While most of us were enjoying time with friends and family to mark Canada Day Tuesday, dedicated staff and volunteers were on hand at several tourist attractions across the city of Sault Ste. Marie to give local visitors and tourists a peek into our historic community.
Mark Cormier and Rebecca Taylor (pictured) were among visitors who gathered at the Sault Ste. Marie Canal to enjoy a free guided tour of the Canal and Powerhouse, built in the late 19th Century.
It was a chance for Rebecca to take a closer look at her own family history.
James Taylor, Rebecca’s grandfather, worked as an engineer at the Canal and actually lived on site.
Tuesday’s tour included a look inside the Powerhouse, an informative question and answer session about some key events in the Canal’s history and a tour of the no-longer-used Canal superintendent’s house.
Local band Northbound 35 performed from the roof of the Canalman’s shelter.
Parka, the Parks Canada beaver mascot, was there to meet the kids.
Elsewhere, the Canadian Bushplane Heritage Centre was also open to receive guests, as was the Sault Ste. Marie Museum (which featured an exhibit of some very old cameras) and the Ermatinger-Clergue National Historic Site’s new Heritage Discovery Centre.
The Heritage Discovery Centre has a pleasant gift shop and lobby.
The lobby is bright and spacious, with a reception desk and a large painting on an adjacent wall which depicts the community’s Ojibway roots, with impressive whitefish sculptures hanging from the ceiling.
The Centre has a theatre and a room which houses a cannon and very realistic mannequins of 1812-era British and American army officers.

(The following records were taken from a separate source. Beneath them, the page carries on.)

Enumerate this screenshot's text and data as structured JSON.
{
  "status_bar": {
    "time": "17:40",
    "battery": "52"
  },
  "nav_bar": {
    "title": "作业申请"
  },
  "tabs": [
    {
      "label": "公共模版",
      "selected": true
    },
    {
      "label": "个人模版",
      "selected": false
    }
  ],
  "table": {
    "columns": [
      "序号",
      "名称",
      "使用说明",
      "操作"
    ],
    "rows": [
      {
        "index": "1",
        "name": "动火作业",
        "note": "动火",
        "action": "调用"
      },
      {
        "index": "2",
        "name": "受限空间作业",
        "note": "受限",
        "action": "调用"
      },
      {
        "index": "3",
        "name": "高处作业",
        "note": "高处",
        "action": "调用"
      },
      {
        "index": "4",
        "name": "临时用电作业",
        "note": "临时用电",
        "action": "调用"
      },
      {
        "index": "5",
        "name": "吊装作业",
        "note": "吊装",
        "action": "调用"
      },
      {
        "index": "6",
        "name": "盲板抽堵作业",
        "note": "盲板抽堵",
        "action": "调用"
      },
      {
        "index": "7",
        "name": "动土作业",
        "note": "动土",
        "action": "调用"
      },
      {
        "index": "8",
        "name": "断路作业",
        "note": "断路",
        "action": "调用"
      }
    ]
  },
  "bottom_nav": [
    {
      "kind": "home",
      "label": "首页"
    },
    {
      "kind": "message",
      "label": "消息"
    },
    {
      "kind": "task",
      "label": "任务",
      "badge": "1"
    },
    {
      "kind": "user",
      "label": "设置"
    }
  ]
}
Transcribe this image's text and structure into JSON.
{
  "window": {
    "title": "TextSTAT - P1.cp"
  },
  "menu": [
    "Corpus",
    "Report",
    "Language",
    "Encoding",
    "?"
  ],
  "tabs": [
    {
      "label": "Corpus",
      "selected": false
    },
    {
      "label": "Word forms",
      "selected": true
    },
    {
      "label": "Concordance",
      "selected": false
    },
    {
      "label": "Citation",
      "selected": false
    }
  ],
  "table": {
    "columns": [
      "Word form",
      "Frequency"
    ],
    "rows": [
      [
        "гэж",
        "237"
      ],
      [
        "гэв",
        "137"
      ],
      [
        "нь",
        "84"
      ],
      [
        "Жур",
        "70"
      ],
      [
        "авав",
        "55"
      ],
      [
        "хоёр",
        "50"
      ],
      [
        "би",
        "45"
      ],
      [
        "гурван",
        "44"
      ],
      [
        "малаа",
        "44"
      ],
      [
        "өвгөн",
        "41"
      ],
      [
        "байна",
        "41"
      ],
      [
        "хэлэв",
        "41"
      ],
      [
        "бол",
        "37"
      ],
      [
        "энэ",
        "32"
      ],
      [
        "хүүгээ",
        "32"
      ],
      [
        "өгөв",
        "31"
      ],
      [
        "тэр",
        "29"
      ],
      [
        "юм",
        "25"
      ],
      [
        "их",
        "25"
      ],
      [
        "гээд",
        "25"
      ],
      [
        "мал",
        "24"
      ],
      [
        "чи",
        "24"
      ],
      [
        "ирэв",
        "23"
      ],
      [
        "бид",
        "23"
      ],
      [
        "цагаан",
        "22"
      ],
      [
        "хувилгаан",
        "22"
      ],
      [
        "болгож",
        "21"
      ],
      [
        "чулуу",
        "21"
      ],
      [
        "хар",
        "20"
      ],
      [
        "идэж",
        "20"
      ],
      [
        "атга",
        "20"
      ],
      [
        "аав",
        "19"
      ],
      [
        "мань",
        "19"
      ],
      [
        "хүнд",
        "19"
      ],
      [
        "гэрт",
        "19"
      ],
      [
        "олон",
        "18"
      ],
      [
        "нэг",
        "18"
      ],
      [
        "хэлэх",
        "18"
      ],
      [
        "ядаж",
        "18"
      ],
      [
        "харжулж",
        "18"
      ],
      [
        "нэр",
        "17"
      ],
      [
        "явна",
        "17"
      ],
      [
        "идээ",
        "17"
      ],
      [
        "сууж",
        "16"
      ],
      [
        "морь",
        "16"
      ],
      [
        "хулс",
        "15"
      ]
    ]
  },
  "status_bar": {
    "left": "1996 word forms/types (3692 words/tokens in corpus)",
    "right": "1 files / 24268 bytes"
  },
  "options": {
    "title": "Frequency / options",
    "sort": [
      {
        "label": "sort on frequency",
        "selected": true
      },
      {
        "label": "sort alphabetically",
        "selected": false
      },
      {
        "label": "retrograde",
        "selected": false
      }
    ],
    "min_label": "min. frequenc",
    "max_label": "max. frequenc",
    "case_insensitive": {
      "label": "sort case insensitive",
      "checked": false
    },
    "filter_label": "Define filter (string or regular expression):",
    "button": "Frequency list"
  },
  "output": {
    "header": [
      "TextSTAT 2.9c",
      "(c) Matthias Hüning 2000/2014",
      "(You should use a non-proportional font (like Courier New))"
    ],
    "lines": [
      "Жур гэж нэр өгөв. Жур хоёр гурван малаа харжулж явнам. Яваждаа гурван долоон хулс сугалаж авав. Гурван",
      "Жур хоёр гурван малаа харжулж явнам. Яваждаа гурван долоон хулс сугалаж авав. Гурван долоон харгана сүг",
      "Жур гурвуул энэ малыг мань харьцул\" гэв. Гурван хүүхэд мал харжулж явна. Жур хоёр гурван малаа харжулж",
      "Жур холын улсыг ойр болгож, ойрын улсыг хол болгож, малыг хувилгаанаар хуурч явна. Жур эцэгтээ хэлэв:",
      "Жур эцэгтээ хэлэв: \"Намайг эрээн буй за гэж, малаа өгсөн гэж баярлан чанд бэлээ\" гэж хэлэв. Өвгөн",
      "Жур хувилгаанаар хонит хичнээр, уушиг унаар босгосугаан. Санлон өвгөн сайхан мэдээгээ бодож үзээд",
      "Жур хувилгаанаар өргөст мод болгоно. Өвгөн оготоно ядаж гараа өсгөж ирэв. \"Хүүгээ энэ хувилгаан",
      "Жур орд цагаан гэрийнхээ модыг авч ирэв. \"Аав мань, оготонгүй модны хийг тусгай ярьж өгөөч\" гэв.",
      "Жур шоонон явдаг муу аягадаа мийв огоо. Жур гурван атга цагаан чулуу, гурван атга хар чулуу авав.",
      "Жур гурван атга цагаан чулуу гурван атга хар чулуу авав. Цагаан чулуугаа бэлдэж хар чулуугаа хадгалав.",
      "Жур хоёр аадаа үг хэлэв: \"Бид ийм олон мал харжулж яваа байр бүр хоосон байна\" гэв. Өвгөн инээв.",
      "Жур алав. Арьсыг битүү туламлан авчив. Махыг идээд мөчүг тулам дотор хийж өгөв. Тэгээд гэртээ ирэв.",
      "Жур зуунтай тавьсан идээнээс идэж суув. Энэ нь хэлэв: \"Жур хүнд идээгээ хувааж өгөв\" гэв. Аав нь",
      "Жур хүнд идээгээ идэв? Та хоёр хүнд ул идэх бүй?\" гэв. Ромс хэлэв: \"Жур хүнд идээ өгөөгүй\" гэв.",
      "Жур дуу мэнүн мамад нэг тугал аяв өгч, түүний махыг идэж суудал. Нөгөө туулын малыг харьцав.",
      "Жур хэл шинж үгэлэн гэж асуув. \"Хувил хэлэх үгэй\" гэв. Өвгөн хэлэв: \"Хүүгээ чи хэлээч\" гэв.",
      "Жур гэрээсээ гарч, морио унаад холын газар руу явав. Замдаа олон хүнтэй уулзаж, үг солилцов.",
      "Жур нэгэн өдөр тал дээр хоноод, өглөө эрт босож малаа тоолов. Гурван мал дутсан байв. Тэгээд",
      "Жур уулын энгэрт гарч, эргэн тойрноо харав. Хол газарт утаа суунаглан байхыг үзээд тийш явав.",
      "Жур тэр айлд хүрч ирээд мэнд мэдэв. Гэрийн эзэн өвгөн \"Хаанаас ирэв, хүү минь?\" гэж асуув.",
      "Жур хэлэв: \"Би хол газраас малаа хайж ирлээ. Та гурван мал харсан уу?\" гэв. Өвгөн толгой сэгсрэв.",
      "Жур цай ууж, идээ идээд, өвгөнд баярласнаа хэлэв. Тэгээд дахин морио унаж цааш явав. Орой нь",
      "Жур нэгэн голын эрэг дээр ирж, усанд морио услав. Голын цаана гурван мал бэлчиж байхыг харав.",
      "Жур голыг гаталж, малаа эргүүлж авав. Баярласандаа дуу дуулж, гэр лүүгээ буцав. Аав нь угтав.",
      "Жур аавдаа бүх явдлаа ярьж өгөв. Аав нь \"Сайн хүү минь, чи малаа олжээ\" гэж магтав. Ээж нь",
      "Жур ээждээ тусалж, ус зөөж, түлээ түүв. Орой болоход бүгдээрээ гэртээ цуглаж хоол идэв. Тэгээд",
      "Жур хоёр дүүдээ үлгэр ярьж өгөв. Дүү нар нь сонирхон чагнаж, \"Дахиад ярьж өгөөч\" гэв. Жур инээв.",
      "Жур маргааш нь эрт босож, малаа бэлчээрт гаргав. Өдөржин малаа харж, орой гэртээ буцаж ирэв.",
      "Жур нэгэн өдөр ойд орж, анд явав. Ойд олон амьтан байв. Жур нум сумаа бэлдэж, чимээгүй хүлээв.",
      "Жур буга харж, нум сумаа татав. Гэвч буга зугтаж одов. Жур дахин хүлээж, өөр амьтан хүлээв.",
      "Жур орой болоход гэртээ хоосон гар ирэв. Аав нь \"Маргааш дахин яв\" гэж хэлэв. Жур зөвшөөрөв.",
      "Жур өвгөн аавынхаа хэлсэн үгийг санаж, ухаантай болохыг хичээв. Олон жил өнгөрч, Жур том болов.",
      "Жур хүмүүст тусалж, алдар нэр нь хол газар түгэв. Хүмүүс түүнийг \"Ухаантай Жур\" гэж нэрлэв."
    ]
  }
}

Kathy Fisher, the Ermatinger-Clergue National Historic Site curator, told SooToday.com the new Centre had a “soft” opening June 23 and has been well-visited, but materials are still being added in advance of the Centre’s official opening July 17 (which will include an official ribbon-cutting ceremony).